Like children and their parents, as the relationship remains sound and solid, as love is shared and the passing of those we love occurs, so comes inheritances. We inherit much from our parents. It’s not always what is received when reading a will. More often than not it is the genetic make-up, the personalities we inherit, the understanding of how to live, how to disagree, even how to argue. There are genetic predispositions like addiction or even abuse. Like the shape of our nose or mouth, the color of our hair, our height cannot be controlled, no matter how hard we may try, there are elements over which we do have control. I think for those of us who choose to follow Jesus, that becomes a primary element that can and needs to define everything else in our lives. As inheritors of God’s creation, we are to choose to be followers of Christ, to be meek as we seek out the deepening of our faith.
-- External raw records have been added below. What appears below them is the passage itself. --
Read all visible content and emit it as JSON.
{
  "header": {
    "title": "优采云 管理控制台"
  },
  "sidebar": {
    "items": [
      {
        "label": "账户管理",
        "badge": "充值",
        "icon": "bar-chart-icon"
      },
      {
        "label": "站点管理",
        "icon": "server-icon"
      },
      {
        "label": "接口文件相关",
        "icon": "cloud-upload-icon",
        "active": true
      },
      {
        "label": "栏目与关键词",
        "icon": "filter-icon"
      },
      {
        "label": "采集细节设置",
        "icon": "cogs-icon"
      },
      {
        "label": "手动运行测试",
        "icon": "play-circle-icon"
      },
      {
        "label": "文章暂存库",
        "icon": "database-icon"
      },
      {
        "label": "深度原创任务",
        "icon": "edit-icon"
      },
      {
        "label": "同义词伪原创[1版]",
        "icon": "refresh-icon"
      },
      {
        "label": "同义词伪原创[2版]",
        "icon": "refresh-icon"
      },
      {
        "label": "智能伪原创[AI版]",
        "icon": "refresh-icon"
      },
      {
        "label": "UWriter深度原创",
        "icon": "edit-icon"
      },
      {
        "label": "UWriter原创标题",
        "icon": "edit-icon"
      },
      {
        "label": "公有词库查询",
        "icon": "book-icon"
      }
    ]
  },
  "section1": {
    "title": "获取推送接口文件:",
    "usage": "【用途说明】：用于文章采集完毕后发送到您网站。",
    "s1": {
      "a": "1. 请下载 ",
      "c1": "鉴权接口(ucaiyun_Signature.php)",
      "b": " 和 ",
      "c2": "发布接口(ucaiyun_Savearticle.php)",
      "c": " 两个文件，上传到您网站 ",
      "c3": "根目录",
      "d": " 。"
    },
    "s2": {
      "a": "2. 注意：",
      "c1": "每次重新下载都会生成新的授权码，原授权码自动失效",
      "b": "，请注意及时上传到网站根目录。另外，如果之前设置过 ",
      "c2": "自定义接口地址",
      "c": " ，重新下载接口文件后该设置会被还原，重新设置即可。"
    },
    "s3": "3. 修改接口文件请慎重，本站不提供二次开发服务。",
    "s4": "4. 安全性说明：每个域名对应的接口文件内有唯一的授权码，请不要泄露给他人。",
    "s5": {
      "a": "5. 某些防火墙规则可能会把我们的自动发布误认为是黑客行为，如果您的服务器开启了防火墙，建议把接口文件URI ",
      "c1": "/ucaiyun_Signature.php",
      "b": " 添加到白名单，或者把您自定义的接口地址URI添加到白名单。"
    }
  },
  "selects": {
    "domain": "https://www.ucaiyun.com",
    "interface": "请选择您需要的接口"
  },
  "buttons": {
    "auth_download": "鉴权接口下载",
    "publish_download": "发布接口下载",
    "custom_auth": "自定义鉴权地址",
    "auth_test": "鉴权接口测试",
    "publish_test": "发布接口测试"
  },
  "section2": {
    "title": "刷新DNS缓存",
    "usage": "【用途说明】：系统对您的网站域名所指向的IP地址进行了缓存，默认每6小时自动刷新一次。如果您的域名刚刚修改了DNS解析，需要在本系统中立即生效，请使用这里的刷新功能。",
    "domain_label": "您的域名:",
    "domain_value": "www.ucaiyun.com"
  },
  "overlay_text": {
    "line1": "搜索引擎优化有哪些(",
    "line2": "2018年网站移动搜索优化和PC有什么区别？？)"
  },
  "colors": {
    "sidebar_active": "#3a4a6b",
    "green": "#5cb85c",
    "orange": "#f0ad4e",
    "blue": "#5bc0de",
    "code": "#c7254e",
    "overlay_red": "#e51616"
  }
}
We can choose to overcome some of the less helpful pieces of our personalities or practices, and become created in the image of Christ. But it means choosing it. It means allowing ourselves to be “broken” but not like that rodeo bucking bronco, but like the relationship we see from a “whisperer” and in this case God becomes the “disciple whisperer.” And we are those receiving the gentle whispers of a God who loves us, seeks us, and leads us. Hope it all makes sense. Let’s pray…